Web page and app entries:
>>>

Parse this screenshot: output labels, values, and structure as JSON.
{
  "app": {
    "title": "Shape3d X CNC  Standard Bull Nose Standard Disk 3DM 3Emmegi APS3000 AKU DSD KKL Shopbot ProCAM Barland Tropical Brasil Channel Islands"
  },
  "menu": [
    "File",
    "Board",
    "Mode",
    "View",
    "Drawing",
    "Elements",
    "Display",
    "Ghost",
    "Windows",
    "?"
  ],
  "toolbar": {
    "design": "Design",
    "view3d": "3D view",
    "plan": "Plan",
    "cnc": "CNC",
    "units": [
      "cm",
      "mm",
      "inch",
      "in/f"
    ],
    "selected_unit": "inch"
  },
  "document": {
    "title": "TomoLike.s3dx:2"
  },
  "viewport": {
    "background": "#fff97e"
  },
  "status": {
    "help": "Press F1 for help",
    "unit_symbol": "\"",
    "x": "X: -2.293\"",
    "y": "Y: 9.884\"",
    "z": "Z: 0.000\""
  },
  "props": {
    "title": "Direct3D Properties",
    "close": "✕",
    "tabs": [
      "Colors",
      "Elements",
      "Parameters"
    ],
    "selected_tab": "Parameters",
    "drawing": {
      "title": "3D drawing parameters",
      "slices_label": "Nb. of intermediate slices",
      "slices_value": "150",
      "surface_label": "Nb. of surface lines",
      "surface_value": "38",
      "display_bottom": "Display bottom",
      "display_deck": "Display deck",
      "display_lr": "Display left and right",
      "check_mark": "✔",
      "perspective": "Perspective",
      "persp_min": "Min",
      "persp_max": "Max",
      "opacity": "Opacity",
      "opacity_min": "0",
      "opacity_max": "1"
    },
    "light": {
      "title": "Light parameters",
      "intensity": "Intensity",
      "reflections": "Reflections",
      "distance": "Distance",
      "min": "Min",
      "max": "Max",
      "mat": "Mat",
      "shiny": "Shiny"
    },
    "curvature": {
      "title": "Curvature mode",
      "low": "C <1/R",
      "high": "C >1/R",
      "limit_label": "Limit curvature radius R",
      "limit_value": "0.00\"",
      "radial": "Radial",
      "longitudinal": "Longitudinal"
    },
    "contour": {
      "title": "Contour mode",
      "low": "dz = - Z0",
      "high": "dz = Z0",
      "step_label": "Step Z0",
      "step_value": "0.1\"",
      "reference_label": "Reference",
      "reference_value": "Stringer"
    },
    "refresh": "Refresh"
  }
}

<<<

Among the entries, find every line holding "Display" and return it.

WRITTEN SOLUTION =>
    "Display",
      "display_bottom": "Display bottom",
      "display_deck": "Display deck",
      "display_lr": "Display left and right",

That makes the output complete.